Organic baby formula goes for the sweetest, just like kids’ cereals

The New York Times reports today that parents may be buying Similac Organic baby formula because they believe that organic is healthier, but babies may prefer Similac Organic because it is significantly sweeter than other formulas and is the only major brand of organic formula that is sweetened with cane sugar, or sucrose, which is much sweeter than sugars used in other formulas.

Dr. Benjamin Caballero, director of the Center for Human Nutrition at the Johns Hopkins Bloomberg School of Public Health and an expert in risk factors for childhood obesity, said,

“I would be very concerned about this as a pediatrician. The issue is that sweet tastes tend to encourage consumption of excessive amounts."

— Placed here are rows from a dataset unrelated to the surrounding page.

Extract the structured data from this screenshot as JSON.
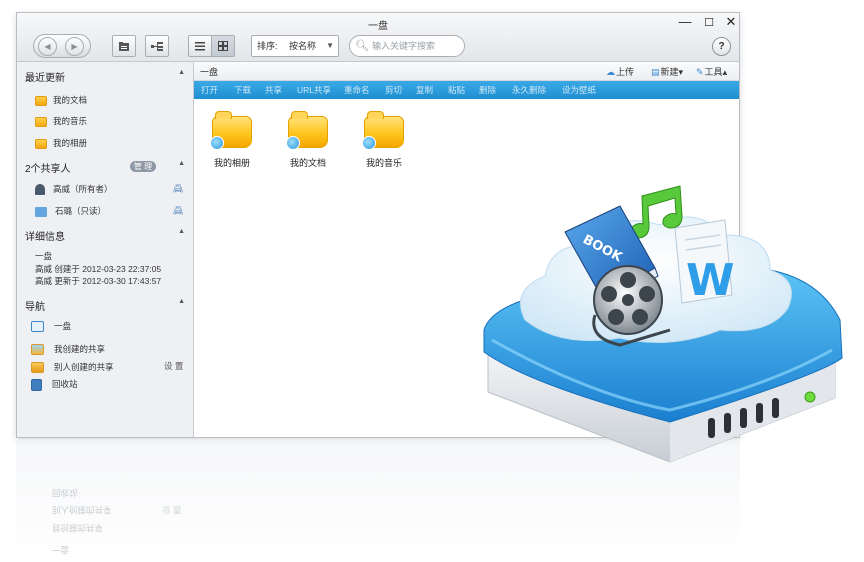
{
  "window": {
    "title": "一盘",
    "controls": {
      "minimize": "—",
      "maximize": "☐",
      "close": "✕"
    }
  },
  "toolbar": {
    "back": "◀",
    "forward": "▶",
    "sort_label": "排序:",
    "sort_value": "按名称",
    "search_placeholder": "输入关键字搜索",
    "help": "?"
  },
  "sidebar": {
    "recent": {
      "title": "最近更新",
      "items": [
        "我的文档",
        "我的音乐",
        "我的相册"
      ]
    },
    "sharers": {
      "title": "2个共享人",
      "manage": "管 理",
      "people": [
        "高威（所有者）",
        "石璐（只读）"
      ]
    },
    "details": {
      "title": "详细信息",
      "name": "一盘",
      "created": "高威 创建于 2012-03-23 22:37:05",
      "updated": "高威 更新于 2012-03-30 17:43:57"
    },
    "nav": {
      "title": "导航",
      "items": [
        "一盘",
        "我创建的共享",
        "别人创建的共享",
        "回收站"
      ],
      "settings": "设 置"
    }
  },
  "content": {
    "breadcrumb": "一盘",
    "upload": "上传",
    "new": "新建",
    "tools": "工具",
    "actions": [
      "打开",
      "下载",
      "共享",
      "URL共享",
      "重命名",
      "剪切",
      "复制",
      "粘贴",
      "删除",
      "永久删除",
      "设为壁纸"
    ],
    "files": [
      "我的相册",
      "我的文档",
      "我的音乐"
    ]
  },
  "illustration": {
    "book_label": "BOOK",
    "word_letter": "W"
  }
}
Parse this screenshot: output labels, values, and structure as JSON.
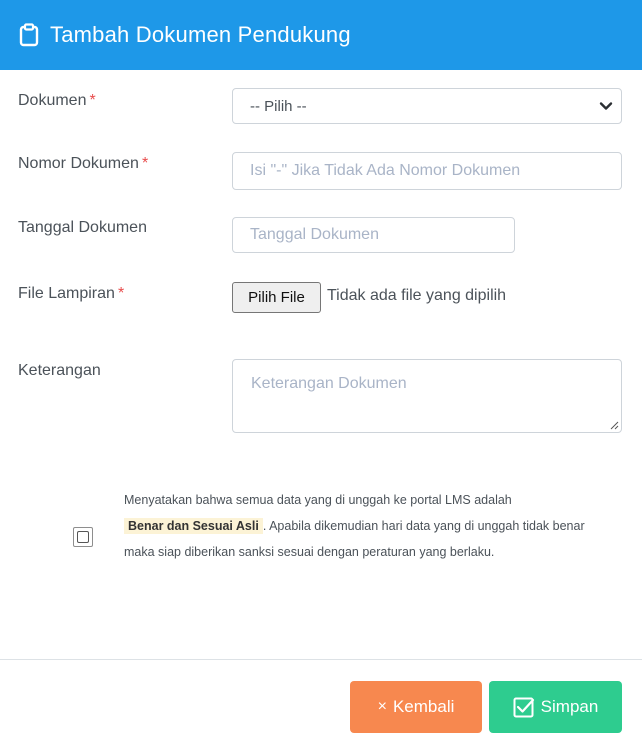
{
  "header": {
    "title": "Tambah Dokumen Pendukung",
    "icon": "clipboard-icon",
    "bg_color": "#1e98e8"
  },
  "form": {
    "dokumen": {
      "label": "Dokumen",
      "required_mark": "*",
      "selected": "-- Pilih --"
    },
    "nomor": {
      "label": "Nomor Dokumen",
      "required_mark": "*",
      "placeholder": "Isi \"-\" Jika Tidak Ada Nomor Dokumen"
    },
    "tanggal": {
      "label": "Tanggal Dokumen",
      "placeholder": "Tanggal Dokumen"
    },
    "lampiran": {
      "label": "File Lampiran",
      "required_mark": "*",
      "button": "Pilih File",
      "status": "Tidak ada file yang dipilih"
    },
    "keterangan": {
      "label": "Keterangan",
      "placeholder": "Keterangan Dokumen"
    }
  },
  "agreement": {
    "text_before": "Menyatakan bahwa semua data yang di unggah ke portal LMS adalah",
    "highlight": "Benar dan Sesuai Asli",
    "text_after": ". Apabila dikemudian hari data yang di unggah tidak benar maka siap diberikan sanksi sesuai dengan peraturan yang berlaku.",
    "checked": false
  },
  "footer": {
    "back_label": "Kembali",
    "back_icon": "×",
    "save_label": "Simpan",
    "back_color": "#f7884f",
    "save_color": "#2ecc8f"
  }
}
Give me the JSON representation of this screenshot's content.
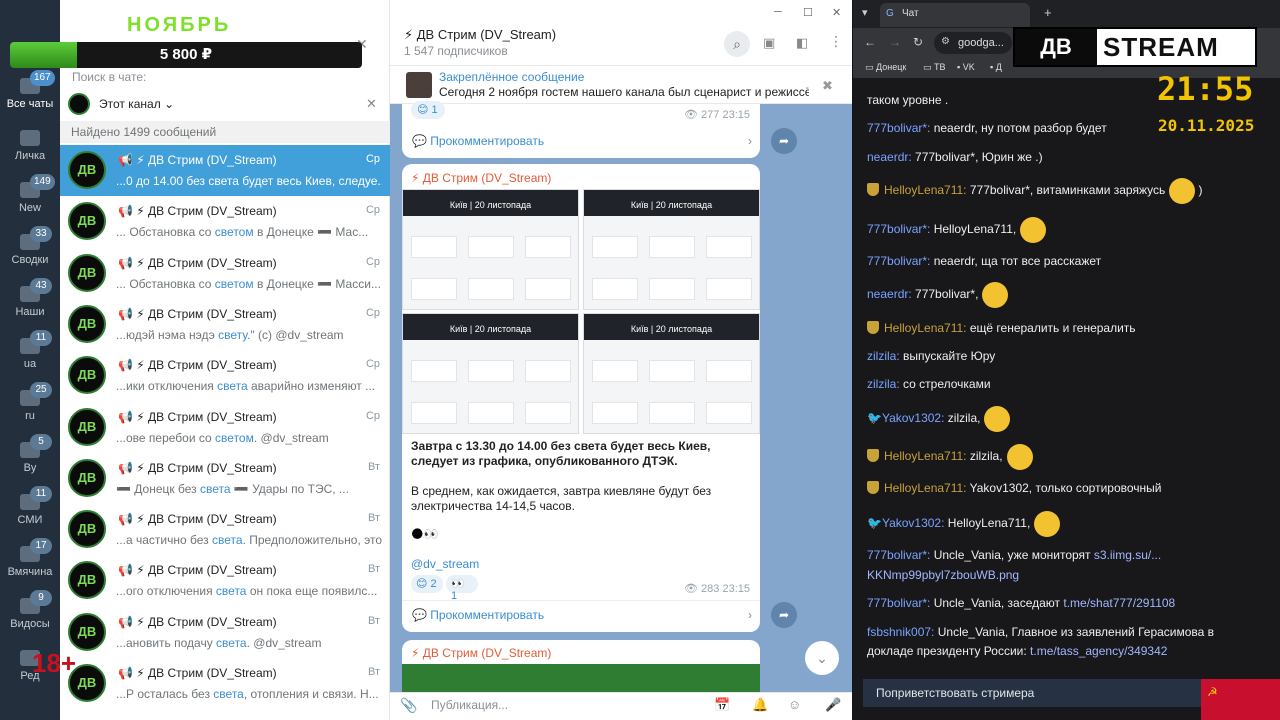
{
  "overlay": {
    "month": "НОЯБРЬ",
    "amount": "5 800 ₽",
    "progress_fraction": 0.19,
    "logo_left": "ДВ",
    "logo_right": "STREAM",
    "clock": "21:55",
    "date": "20.11.2025",
    "age": "18+"
  },
  "folders": [
    {
      "label": "Все чаты",
      "badge": "167"
    },
    {
      "label": "Личка",
      "badge": ""
    },
    {
      "label": "New",
      "badge": "149"
    },
    {
      "label": "Сводки",
      "badge": "33"
    },
    {
      "label": "Наши",
      "badge": "43"
    },
    {
      "label": "ua",
      "badge": "11"
    },
    {
      "label": "ru",
      "badge": "25"
    },
    {
      "label": "By",
      "badge": "5"
    },
    {
      "label": "СМИ",
      "badge": "11"
    },
    {
      "label": "Вмячина",
      "badge": "17"
    },
    {
      "label": "Видосы",
      "badge": "9"
    },
    {
      "label": "Ред",
      "badge": ""
    }
  ],
  "search": {
    "label": "Поиск в чате:",
    "filter": "Этот канал",
    "found": "Найдено 1499 сообщений"
  },
  "chats": [
    {
      "name": "📢 ⚡ ДВ Стрим (DV_Stream)",
      "time": "Ср",
      "pre": "...0 до 14.00 без света будет весь Киев, следуе...",
      "hl": "",
      "post": ""
    },
    {
      "name": "📢 ⚡ ДВ Стрим (DV_Stream)",
      "time": "Ср",
      "pre": "... Обстановка со ",
      "hl": "светом",
      "post": " в Донецке ➖ Мас..."
    },
    {
      "name": "📢 ⚡ ДВ Стрим (DV_Stream)",
      "time": "Ср",
      "pre": "... Обстановка со ",
      "hl": "светом",
      "post": " в Донецке ➖ Масси..."
    },
    {
      "name": "📢 ⚡ ДВ Стрим (DV_Stream)",
      "time": "Ср",
      "pre": "...юдэй нэма нэдэ ",
      "hl": "свету",
      "post": ".\" (с) @dv_stream"
    },
    {
      "name": "📢 ⚡ ДВ Стрим (DV_Stream)",
      "time": "Ср",
      "pre": "...ики отключения ",
      "hl": "света",
      "post": " аварийно изменяют ..."
    },
    {
      "name": "📢 ⚡ ДВ Стрим (DV_Stream)",
      "time": "Ср",
      "pre": "...ове перебои со ",
      "hl": "светом",
      "post": ". @dv_stream"
    },
    {
      "name": "📢 ⚡ ДВ Стрим (DV_Stream)",
      "time": "Вт",
      "pre": "➖ Донецк без ",
      "hl": "света",
      "post": " ➖ Удары по ТЭС, ..."
    },
    {
      "name": "📢 ⚡ ДВ Стрим (DV_Stream)",
      "time": "Вт",
      "pre": "...а частично без ",
      "hl": "света",
      "post": ". Предположительно, это ..."
    },
    {
      "name": "📢 ⚡ ДВ Стрим (DV_Stream)",
      "time": "Вт",
      "pre": "...ого отключения ",
      "hl": "света",
      "post": " он пока еще появилс..."
    },
    {
      "name": "📢 ⚡ ДВ Стрим (DV_Stream)",
      "time": "Вт",
      "pre": "...ановить подачу ",
      "hl": "света",
      "post": ". @dv_stream"
    },
    {
      "name": "📢 ⚡ ДВ Стрим (DV_Stream)",
      "time": "Вт",
      "pre": "...Р осталась без ",
      "hl": "света",
      "post": ", отопления и связи. Н..."
    }
  ],
  "header": {
    "title": "⚡ ДВ Стрим (DV_Stream)",
    "subs": "1 547 подписчиков",
    "pinned_title": "Закреплённое сообщение",
    "pinned_text": "Сегодня 2 ноября гостем нашего канала был сценарист и режиссёр..."
  },
  "post1": {
    "reaction": "1",
    "views": "277",
    "time": "23:15",
    "comment": "Прокомментировать"
  },
  "post2": {
    "author": "⚡ ДВ Стрим (DV_Stream)",
    "tile_title": "Київ | 20 листопада",
    "text1": "Завтра с 13.30 до 14.00 без света будет весь Киев, следует из графика, опубликованного ДТЭК.",
    "text2": "В среднем, как ожидается, завтра киевляне будут без электричества 14-14,5 часов.",
    "link": "@dv_stream",
    "r1": "2",
    "r2": "1",
    "views": "283",
    "time": "23:15",
    "comment": "Прокомментировать"
  },
  "post3": {
    "author": "⚡ ДВ Стрим (DV_Stream)"
  },
  "compose": {
    "placeholder": "Публикация..."
  },
  "browser": {
    "tab": "Чат",
    "url": "goodga...",
    "bookmarks": [
      "Донецк",
      "ТВ",
      "VK",
      "Д"
    ]
  },
  "chat_lines": [
    {
      "u": "",
      "msg": "таком уровне ."
    },
    {
      "u": "777bolivar*:",
      "msg": " neaerdr, ну потом разбор будет"
    },
    {
      "u": "neaerdr:",
      "msg": " 777bolivar*, Юрин же .)"
    },
    {
      "u": "HelloyLena711:",
      "msg": " 777bolivar*, витаминками заряжусь"
    },
    {
      "u": "777bolivar*:",
      "msg": " HelloyLena711,"
    },
    {
      "u": "777bolivar*:",
      "msg": " neaerdr, ща тот все расскажет"
    },
    {
      "u": "neaerdr:",
      "msg": " 777bolivar*,"
    },
    {
      "u": "HelloyLena711:",
      "msg": " ещё генералить и генералить"
    },
    {
      "u": "zilzila:",
      "msg": " выпускайте Юру"
    },
    {
      "u": "zilzila:",
      "msg": " со стрелочками"
    },
    {
      "u": "Yakov1302:",
      "msg": " zilzila,"
    },
    {
      "u": "HelloyLena711:",
      "msg": " zilzila,"
    },
    {
      "u": "HelloyLena711:",
      "msg": " Yakov1302, только сортировочный"
    },
    {
      "u": "Yakov1302:",
      "msg": " HelloyLena711,"
    },
    {
      "u": "777bolivar*:",
      "msg": " Uncle_Vania, уже мониторят ",
      "link": "s3.iimg.su/..."
    },
    {
      "u": "",
      "msg": "",
      "link": "KKNmp99pbyl7zbouWB.png"
    },
    {
      "u": "777bolivar*:",
      "msg": " Uncle_Vania, заседают ",
      "link": "t.me/shat777/291108"
    },
    {
      "u": "fsbshnik007:",
      "msg": " Uncle_Vania, Главное из заявлений Герасимова в"
    },
    {
      "u": "",
      "msg": "докладе президенту России: ",
      "link": "t.me/tass_agency/349342"
    }
  ],
  "greet": "Поприветствовать стримера"
}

Dr. Caballero was further cited as saying evidence shows that babies and children will always show a preference for the sweetest food available, and they will eat more of it than they would of less-sweet food, adding,

“This is how breakfast cereal manufacturers compete."

Organic formula, with sales of about $20 million annually, makes up only a sliver of the $2.5 billion formula market, according to A.C. Nielsen, the market research company. Similac Organic, analysts say, is largely responsible for the nearly tenfold growth in sales of organic formula from 2005 to 2007.

All infant formulas contain added sugars, which babies need to digest the proteins in cow’s milk or soy. Other organic formulas, like Earth’s Best and Parent’s Choice, use organic lactose as the added sugar. Organic lactose must be extracted from organic milk, the global supplies of which have been severely stretched in the last three years, driving up the price of the lactose.

Dr. Jatinder Bhatia, a member of the nutrition committee of the American Academy of Pediatrics, said,

"The parents in my practice who would use organic formula are the same parents who would be worried about giving sweets to their babies. That organic formula would be sweeter might not be a health risk, but it certainly isn’t what the parents have in mind.”

Dr. Gary K. Beauchamp, director of the Monell Chemical Senses Center in Philadelphia, a nonprofit research institute, said,

“The entire enterprise of formula is the attempt is to make it as close as possible to human milk. Making sweeter formula so that babies like it more seems to me contrary to the ethos of organic food, as a doctor and as a grandfather.”